● WORK ITEM: Every entry is to be reproduced word for word, but the images are not.

___ DATASET EXTRACT ___

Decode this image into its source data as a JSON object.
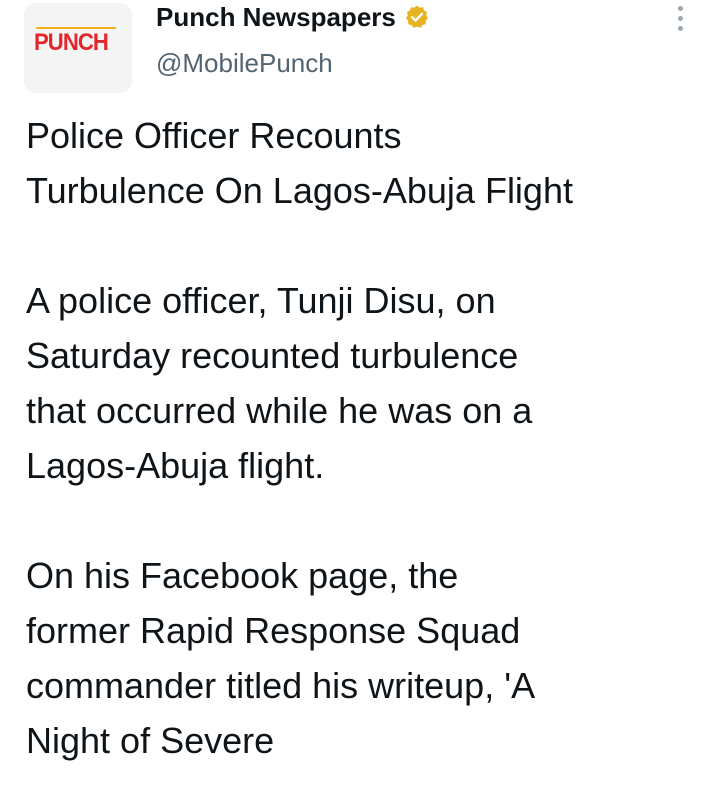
{
  "author": {
    "avatar_logo": "PUNCH",
    "display_name": "Punch Newspapers",
    "verified_icon": "verified-badge-gold-icon",
    "handle": "@MobilePunch",
    "accent_color": "#e2262c",
    "badge_color": "#e8b323"
  },
  "menu": {
    "icon": "more-vertical-icon"
  },
  "tweet": {
    "lines": [
      "Police Officer Recounts",
      "Turbulence On Lagos-Abuja Flight",
      "",
      "A police officer, Tunji Disu, on",
      "Saturday recounted turbulence",
      "that occurred while he was on a",
      "Lagos-Abuja flight.",
      "",
      "On his Facebook page, the",
      "former Rapid Response Squad",
      "commander titled his writeup, 'A",
      "Night of Severe"
    ]
  }
}
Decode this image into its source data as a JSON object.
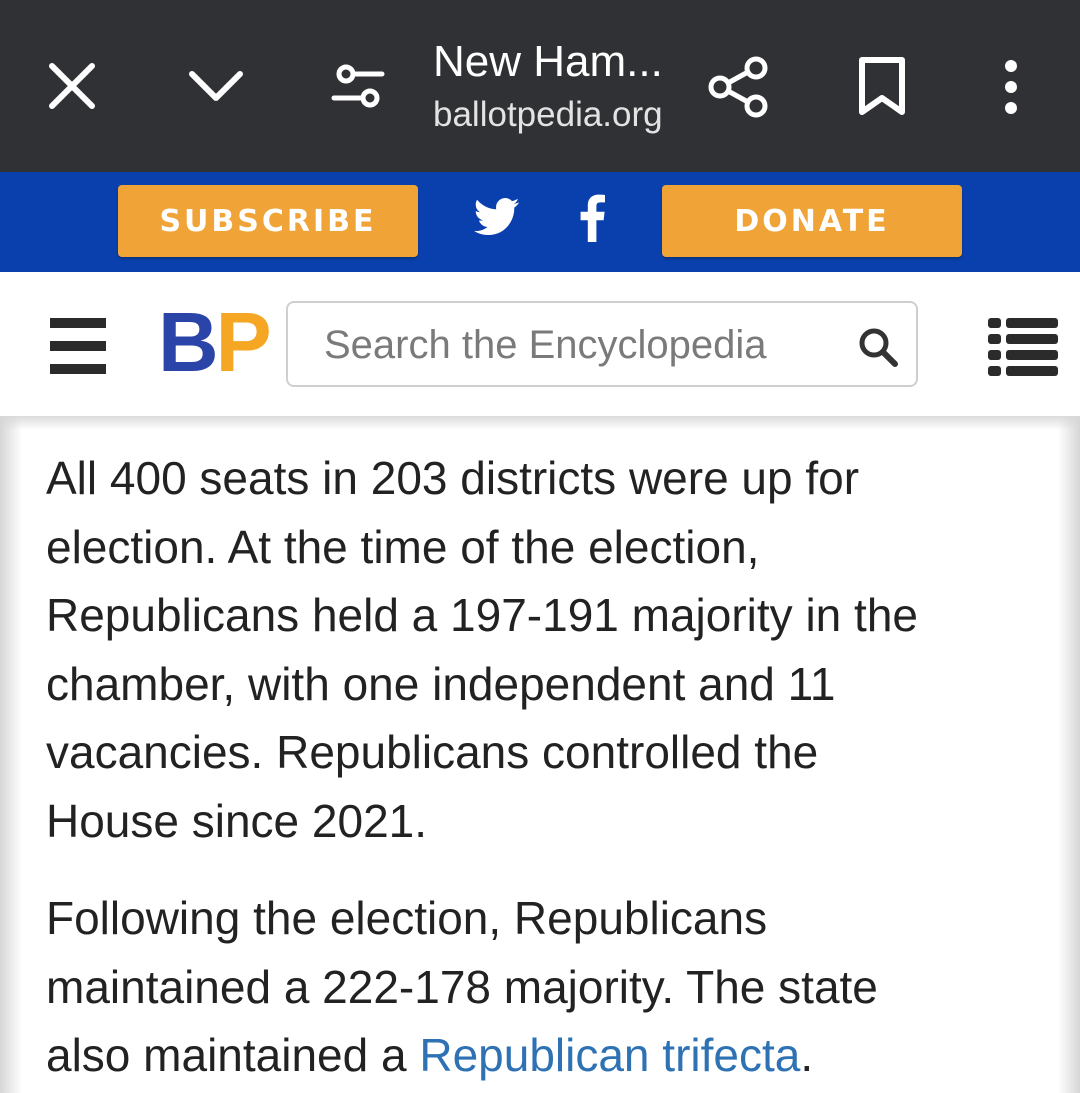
{
  "browser": {
    "title": "New Ham...",
    "url": "ballotpedia.org",
    "icons": [
      "close-icon",
      "chevron-down-icon",
      "tune-icon",
      "share-icon",
      "bookmark-icon",
      "more-vert-icon"
    ]
  },
  "actions": {
    "subscribe_label": "SUBSCRIBE",
    "donate_label": "DONATE",
    "button_color": "#f0a336",
    "band_color": "#0940ad"
  },
  "site_header": {
    "logo_b": "B",
    "logo_p": "P",
    "search_placeholder": "Search the Encyclopedia"
  },
  "article": {
    "lines_p1": [
      "All 400 seats in 203 districts were up for",
      "election. At the time of the election,",
      "Republicans held a 197-191 majority in the",
      "chamber, with one independent and 11",
      "vacancies. Republicans controlled the",
      "House since 2021."
    ],
    "lines_p2": [
      "Following the election, Republicans",
      "maintained a 222-178 majority. The state"
    ],
    "p2_line3_text": "also maintained a ",
    "p2_link": "Republican trifecta",
    "p2_end": ".",
    "link_color": "#2e72b4"
  }
}
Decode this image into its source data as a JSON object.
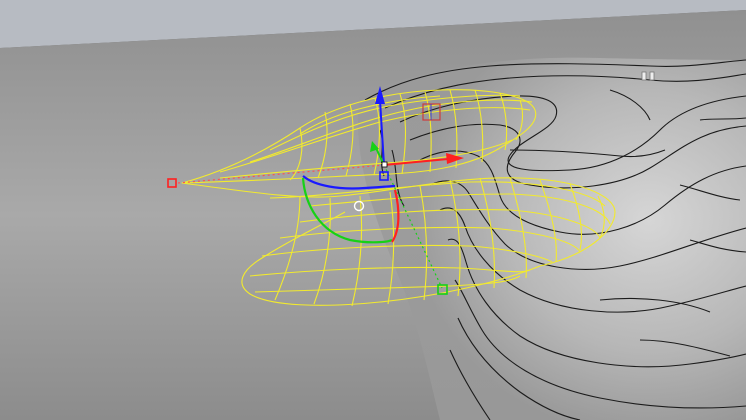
{
  "viewport": {
    "background_sky": "#b7bbc2",
    "background_ground_light": "#c7c7c7",
    "background_ground_dark": "#858585",
    "terrain_line_color": "#1b1b1b",
    "cage_color": "#f2ea2e",
    "gizmo": {
      "x_axis_color": "#ff2020",
      "y_axis_color": "#16d116",
      "z_axis_color": "#1a1aff",
      "dotted_axis_color": "#ff5050",
      "control_point_color": "#ff2020"
    }
  }
}
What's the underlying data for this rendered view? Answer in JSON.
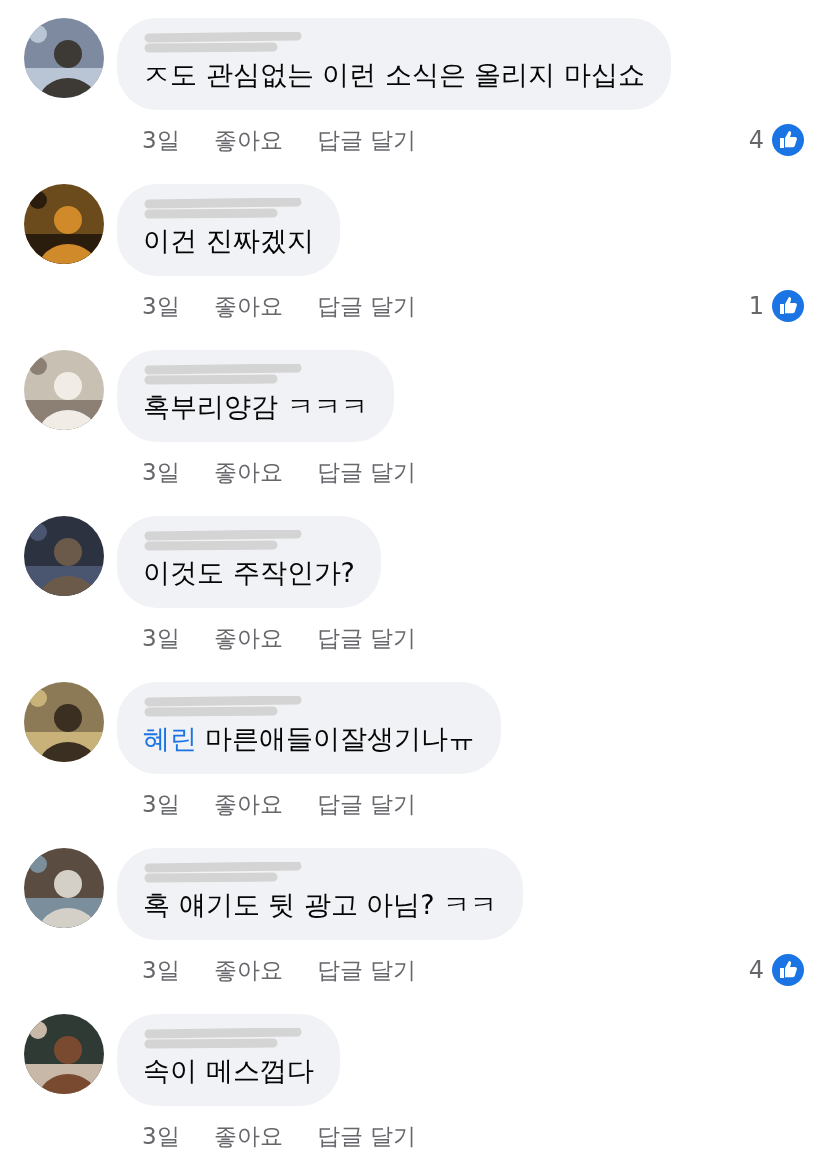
{
  "comments": [
    {
      "text": "ㅈ도 관심없는 이런 소식은 올리지 마십쇼",
      "time": "3일",
      "like": "좋아요",
      "reply": "답글 달기",
      "likes": "4"
    },
    {
      "text": "이건 진짜겠지",
      "time": "3일",
      "like": "좋아요",
      "reply": "답글 달기",
      "likes": "1"
    },
    {
      "text": "혹부리양감 ㅋㅋㅋ",
      "time": "3일",
      "like": "좋아요",
      "reply": "답글 달기"
    },
    {
      "text": "이것도 주작인가?",
      "time": "3일",
      "like": "좋아요",
      "reply": "답글 달기"
    },
    {
      "mention": "혜린",
      "text": "마른애들이잘생기나ㅠ",
      "time": "3일",
      "like": "좋아요",
      "reply": "답글 달기"
    },
    {
      "text": "혹 얘기도 뒷 광고 아님? ㅋㅋ",
      "time": "3일",
      "like": "좋아요",
      "reply": "답글 달기",
      "likes": "4"
    },
    {
      "text": "속이 메스껍다",
      "time": "3일",
      "like": "좋아요",
      "reply": "답글 달기"
    }
  ]
}
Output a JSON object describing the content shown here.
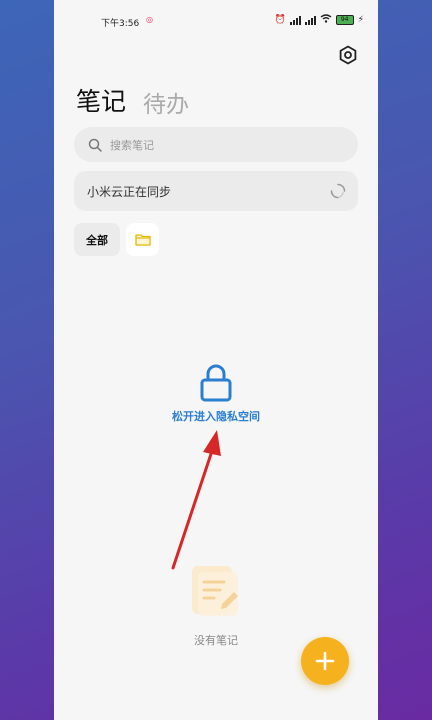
{
  "status_bar": {
    "time": "下午3:56",
    "battery": "94"
  },
  "tabs": {
    "notes": "笔记",
    "todo": "待办"
  },
  "search": {
    "placeholder": "搜索笔记"
  },
  "sync": {
    "text": "小米云正在同步"
  },
  "filters": {
    "all": "全部"
  },
  "private_space": {
    "hint": "松开进入隐私空间"
  },
  "empty": {
    "text": "没有笔记"
  },
  "colors": {
    "accent": "#f6b21e",
    "lock_blue": "#2a7fd0",
    "arrow_red": "#d62828"
  }
}
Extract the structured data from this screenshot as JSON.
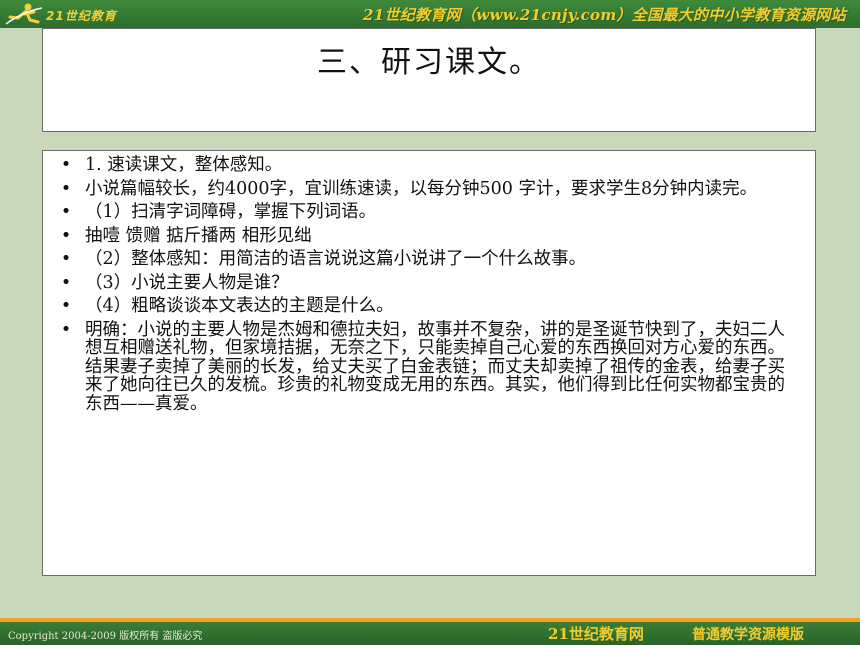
{
  "header": {
    "logo_text": "21世纪教育",
    "banner": "21世纪教育网（www.21cnjy.com）全国最大的中小学教育资源网站"
  },
  "slide": {
    "title": "三、研习课文。",
    "bullets": [
      "1. 速读课文，整体感知。",
      "小说篇幅较长，约4000字，宜训练速读，以每分钟500 字计，要求学生8分钟内读完。",
      "（1）扫清字词障碍，掌握下列词语。",
      "抽噎 馈赠 掂斤播两 相形见绌",
      "（2）整体感知：用简洁的语言说说这篇小说讲了一个什么故事。",
      "（3）小说主要人物是谁？",
      "（4）粗略谈谈本文表达的主题是什么。",
      "明确：小说的主要人物是杰姆和德拉夫妇，故事并不复杂，讲的是圣诞节快到了，夫妇二人想互相赠送礼物，但家境拮据，无奈之下，只能卖掉自己心爱的东西换回对方心爱的东西。结果妻子卖掉了美丽的长发，给丈夫买了白金表链；而丈夫却卖掉了祖传的金表，给妻子买来了她向往已久的发梳。珍贵的礼物变成无用的东西。其实，他们得到比任何实物都宝贵的东西——真爱。"
    ],
    "bullet_glyph": "•"
  },
  "footer": {
    "copyright": "Copyright 2004-2009 版权所有 盗版必究",
    "site": "21世纪教育网",
    "label": "普通教学资源模版"
  },
  "colors": {
    "band_green": "#2d6e2e",
    "accent_yellow": "#f2cc2d",
    "footer_orange": "#f0a21a",
    "background": "#c9d8ba"
  }
}
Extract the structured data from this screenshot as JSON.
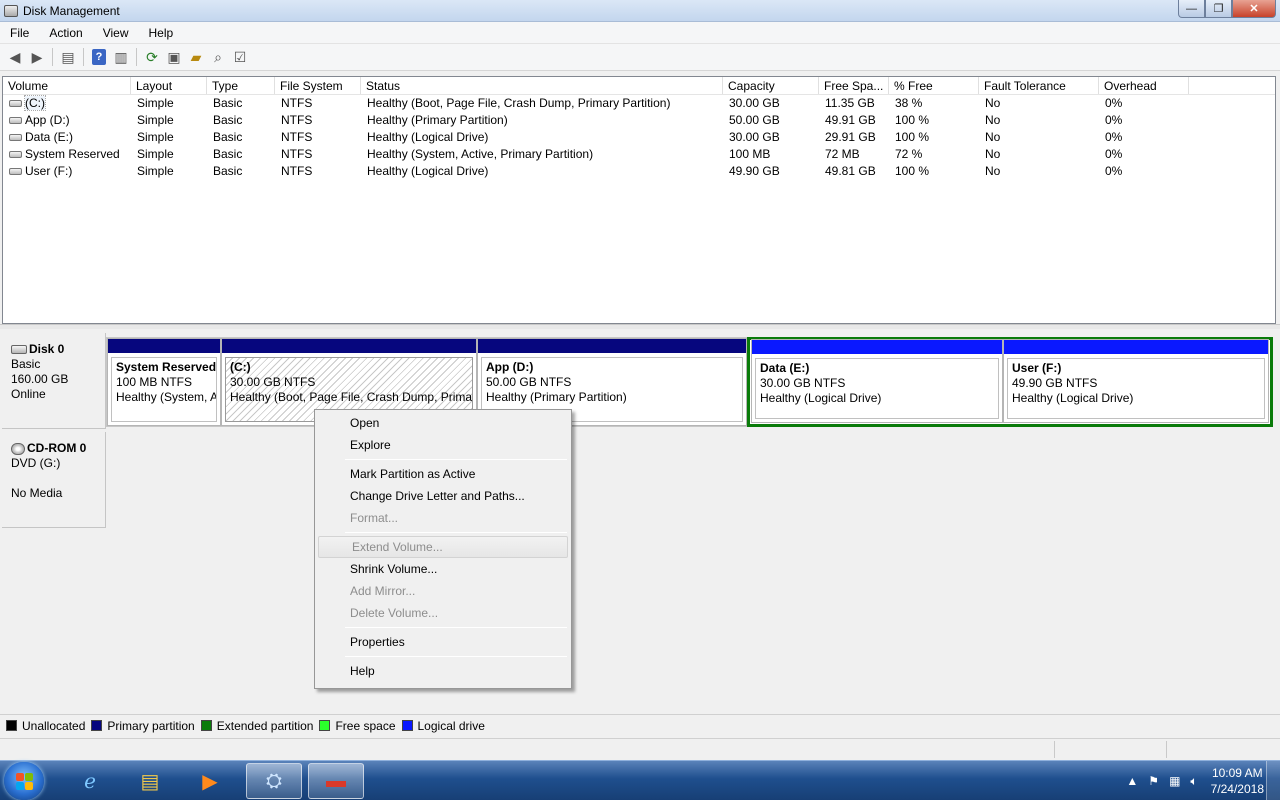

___

● RESPONSE TO THIS EXERCISE:
Decode this image into its source data as a JSON object.
{
  "author": {
    "avatar_logo": "PUNCH",
    "display_name": "Punch Newspapers",
    "verified_icon": "verified-badge-gold-icon",
    "handle": "@MobilePunch",
    "accent_color": "#e2262c",
    "badge_color": "#e8b323"
  },
  "menu": {
    "icon": "more-vertical-icon"
  },
  "tweet": {
    "lines": [
      "Police Officer Recounts",
      "Turbulence On Lagos-Abuja Flight",
      "",
      "A police officer, Tunji Disu, on",
      "Saturday recounted turbulence",
      "that occurred while he was on a",
      "Lagos-Abuja flight.",
      "",
      "On his Facebook page, the",
      "former Rapid Response Squad",
      "commander titled his writeup, 'A",
      "Night of Severe"
    ]
  }
}
Decode this image into its source data as a JSON object.
{
  "browser": {
    "title": "New Ham...",
    "url": "ballotpedia.org",
    "icons": [
      "close-icon",
      "chevron-down-icon",
      "tune-icon",
      "share-icon",
      "bookmark-icon",
      "more-vert-icon"
    ]
  },
  "actions": {
    "subscribe_label": "SUBSCRIBE",
    "donate_label": "DONATE",
    "button_color": "#f0a336",
    "band_color": "#0940ad"
  },
  "site_header": {
    "logo_b": "B",
    "logo_p": "P",
    "search_placeholder": "Search the Encyclopedia"
  },
  "article": {
    "lines_p1": [
      "All 400 seats in 203 districts were up for",
      "election. At the time of the election,",
      "Republicans held a 197-191 majority in the",
      "chamber, with one independent and 11",
      "vacancies. Republicans controlled the",
      "House since 2021."
    ],
    "lines_p2": [
      "Following the election, Republicans",
      "maintained a 222-178 majority. The state"
    ],
    "p2_line3_text": "also maintained a ",
    "p2_link": "Republican trifecta",
    "p2_end": ".",
    "link_color": "#2e72b4"
  }
}
Decode this image into its source data as a JSON object.
{
  "viewport": {
    "background_sky": "#b7bbc2",
    "background_ground_light": "#c7c7c7",
    "background_ground_dark": "#858585",
    "terrain_line_color": "#1b1b1b",
    "cage_color": "#f2ea2e",
    "gizmo": {
      "x_axis_color": "#ff2020",
      "y_axis_color": "#16d116",
      "z_axis_color": "#1a1aff",
      "dotted_axis_color": "#ff5050",
      "control_point_color": "#ff2020"
    }
  }
}
What's the underlying data for this rendered view? Answer in JSON.
{
  "comments": [
    {
      "text": "ㅈ도 관심없는 이런 소식은 올리지 마십쇼",
      "time": "3일",
      "like": "좋아요",
      "reply": "답글 달기",
      "likes": "4"
    },
    {
      "text": "이건 진짜겠지",
      "time": "3일",
      "like": "좋아요",
      "reply": "답글 달기",
      "likes": "1"
    },
    {
      "text": "혹부리양감 ㅋㅋㅋ",
      "time": "3일",
      "like": "좋아요",
      "reply": "답글 달기"
    },
    {
      "text": "이것도 주작인가?",
      "time": "3일",
      "like": "좋아요",
      "reply": "답글 달기"
    },
    {
      "mention": "혜린",
      "text": "마른애들이잘생기나ㅠ",
      "time": "3일",
      "like": "좋아요",
      "reply": "답글 달기"
    },
    {
      "text": "혹 얘기도 뒷 광고 아님? ㅋㅋ",
      "time": "3일",
      "like": "좋아요",
      "reply": "답글 달기",
      "likes": "4"
    },
    {
      "text": "속이 메스껍다",
      "time": "3일",
      "like": "좋아요",
      "reply": "답글 달기"
    }
  ]
}
Output a JSON object describing the content shown here.
{
  "status_bar": {
    "time": "下午3:56",
    "battery": "94"
  },
  "tabs": {
    "notes": "笔记",
    "todo": "待办"
  },
  "search": {
    "placeholder": "搜索笔记"
  },
  "sync": {
    "text": "小米云正在同步"
  },
  "filters": {
    "all": "全部"
  },
  "private_space": {
    "hint": "松开进入隐私空间"
  },
  "empty": {
    "text": "没有笔记"
  },
  "colors": {
    "accent": "#f6b21e",
    "lock_blue": "#2a7fd0",
    "arrow_red": "#d62828"
  }
}
Extract the structured data from this screenshot as JSON.
{
  "header": {
    "logo_text": "21世纪教育",
    "banner": "21世纪教育网（www.21cnjy.com）全国最大的中小学教育资源网站"
  },
  "slide": {
    "title": "三、研习课文。",
    "bullets": [
      "1. 速读课文，整体感知。",
      "小说篇幅较长，约4000字，宜训练速读，以每分钟500 字计，要求学生8分钟内读完。",
      "（1）扫清字词障碍，掌握下列词语。",
      "抽噎 馈赠 掂斤播两 相形见绌",
      "（2）整体感知：用简洁的语言说说这篇小说讲了一个什么故事。",
      "（3）小说主要人物是谁？",
      "（4）粗略谈谈本文表达的主题是什么。",
      "明确：小说的主要人物是杰姆和德拉夫妇，故事并不复杂，讲的是圣诞节快到了，夫妇二人想互相赠送礼物，但家境拮据，无奈之下，只能卖掉自己心爱的东西换回对方心爱的东西。结果妻子卖掉了美丽的长发，给丈夫买了白金表链；而丈夫却卖掉了祖传的金表，给妻子买来了她向往已久的发梳。珍贵的礼物变成无用的东西。其实，他们得到比任何实物都宝贵的东西——真爱。"
    ],
    "bullet_glyph": "•"
  },
  "footer": {
    "copyright": "Copyright 2004-2009 版权所有 盗版必究",
    "site": "21世纪教育网",
    "label": "普通教学资源模版"
  },
  "colors": {
    "band_green": "#2d6e2e",
    "accent_yellow": "#f2cc2d",
    "footer_orange": "#f0a21a",
    "background": "#c9d8ba"
  }
}
Extract the structured data from this screenshot as JSON.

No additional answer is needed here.